Amy Rosenfeld: My thing was, I was a huge sports fan. My earliest memory of family was going to Bruins games with my father, ‘cause he had season tickets. And I, you know, graduated undergrad and I was like, “okay, now what do I do?” Every summer, I’d worked in a summer camp, I was not organized like you guys are. And I was like, “well, what do I like to do? Well, I like sports and I like to watch TV. Maybe I can do that.” So, for me it was just, you know, I’m gonna try this. It never sort of occurred to me, because I had always played sports. Frankly, I’m so much older than all you guys, I had to play with the boys. So, I was always used to having boys all around me, and it just felt like normal. The biggest thing, I think, is to, it’s sort of the advice I gave you guys, which is when you feel uncomfortable about pushing and trying to get your foot in the door, just push a little beyond your comfort level. That’s the biggest thing for all of these industries that are extremely popular. I mean, you guys are interested in something that’s really popular, so you just have to be willing to, you know, overextend yourself.

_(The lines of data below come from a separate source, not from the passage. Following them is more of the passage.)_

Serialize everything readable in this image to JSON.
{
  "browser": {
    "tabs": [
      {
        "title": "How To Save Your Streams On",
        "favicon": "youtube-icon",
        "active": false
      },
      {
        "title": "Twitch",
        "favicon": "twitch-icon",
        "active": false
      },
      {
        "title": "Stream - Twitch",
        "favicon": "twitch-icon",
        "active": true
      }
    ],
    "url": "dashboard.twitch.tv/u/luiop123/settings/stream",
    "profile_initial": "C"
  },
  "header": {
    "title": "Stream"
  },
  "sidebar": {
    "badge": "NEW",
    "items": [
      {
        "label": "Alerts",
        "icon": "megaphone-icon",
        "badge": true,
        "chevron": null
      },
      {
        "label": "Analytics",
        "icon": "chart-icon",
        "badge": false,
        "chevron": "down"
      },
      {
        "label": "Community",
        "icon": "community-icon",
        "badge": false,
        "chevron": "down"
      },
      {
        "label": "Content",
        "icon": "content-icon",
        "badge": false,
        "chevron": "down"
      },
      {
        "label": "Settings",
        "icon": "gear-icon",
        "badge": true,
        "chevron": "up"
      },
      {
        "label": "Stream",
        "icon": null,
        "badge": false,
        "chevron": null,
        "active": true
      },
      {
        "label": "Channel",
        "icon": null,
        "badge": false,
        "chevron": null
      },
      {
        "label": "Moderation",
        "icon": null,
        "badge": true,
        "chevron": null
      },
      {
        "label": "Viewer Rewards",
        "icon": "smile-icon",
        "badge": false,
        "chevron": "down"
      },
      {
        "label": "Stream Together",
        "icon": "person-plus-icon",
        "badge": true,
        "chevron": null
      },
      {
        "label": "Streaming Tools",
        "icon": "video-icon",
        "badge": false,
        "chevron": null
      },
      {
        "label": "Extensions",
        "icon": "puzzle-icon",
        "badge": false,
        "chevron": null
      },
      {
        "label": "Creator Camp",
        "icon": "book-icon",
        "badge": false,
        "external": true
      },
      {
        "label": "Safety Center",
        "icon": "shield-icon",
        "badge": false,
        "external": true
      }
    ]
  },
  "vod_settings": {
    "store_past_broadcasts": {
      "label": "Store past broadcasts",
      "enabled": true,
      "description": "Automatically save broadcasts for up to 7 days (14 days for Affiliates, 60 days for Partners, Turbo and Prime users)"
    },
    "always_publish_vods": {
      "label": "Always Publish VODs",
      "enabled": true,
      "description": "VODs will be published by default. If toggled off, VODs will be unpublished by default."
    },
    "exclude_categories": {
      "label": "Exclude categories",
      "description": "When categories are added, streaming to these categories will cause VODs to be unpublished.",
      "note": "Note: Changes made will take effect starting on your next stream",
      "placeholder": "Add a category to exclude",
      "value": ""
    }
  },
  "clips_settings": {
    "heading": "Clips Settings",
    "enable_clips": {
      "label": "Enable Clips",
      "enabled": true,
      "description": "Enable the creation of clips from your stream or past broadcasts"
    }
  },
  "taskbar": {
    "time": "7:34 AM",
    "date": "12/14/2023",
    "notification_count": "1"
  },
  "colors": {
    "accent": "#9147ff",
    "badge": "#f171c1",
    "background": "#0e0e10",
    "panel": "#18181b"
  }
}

And when you get that business card, follow up with them. If, if they don’t follow up with you, they’re a jerk. Because I followed up with someone, as I said to you guys. I was bugging someone and felt uncomfortable, but someone embraced me, and I always vowed I would embrace them. So, if someone doesn’t follow up with you, they’re really a jerk. Um, the last thing I would say is that I think that we really are moving in the right direction, that women are entering the men’s field and it’s not that big a deal. I, I think it’s all about confidence. When I show up at the TV truck, and it will be me and thirty guys, and I’m in charge of those thirty guys, I just walk in carrying myself in a way that says I belong here, but I’m your partner. Um, I’m not going to be a bitch. I’m not going to be, um, bossy. I’m going to be your partner. It just happens that, you know, I pee with the seat down and you don’t. I mean, that’s really. So, if you can just carry yourself like you belong there, just like when I was seven years old playing with the boys in soccer. I, fortunately it was still the age when all the girls and boys were the same height and weight, that changed quickly. I just felt like, you know, I, I belonged, and, and they accepted me, because I didn’t feel like I was an outsider. Um, so that’s sort of my, that’s sort of my advice and just that um, contacts are a good thing. It’s like, uh, what I said to you guys. The hardest part for all of us was getting into college. Once you get there, it’s what you make it. But there’s a million people competing to get in, so don’t be ashamed. There’s no shame in being a bit of a nudge. I’m Jewish, so I can say nudge. There’s no shame in sort of saying I, I really want me. It’s like, confident but not cocky. I know that you ladies both have that, and hopefully your classmates do, too. It’s a fine line of confidence versus cocky but if you believe, and you can impress someone else to take a shot at, with you, you know, you’ll, you’ll shine. It’s just that, you know, getting in. Don’t be afraid to do what it takes to get in. See, I gave her my card, and she’s gonna call me.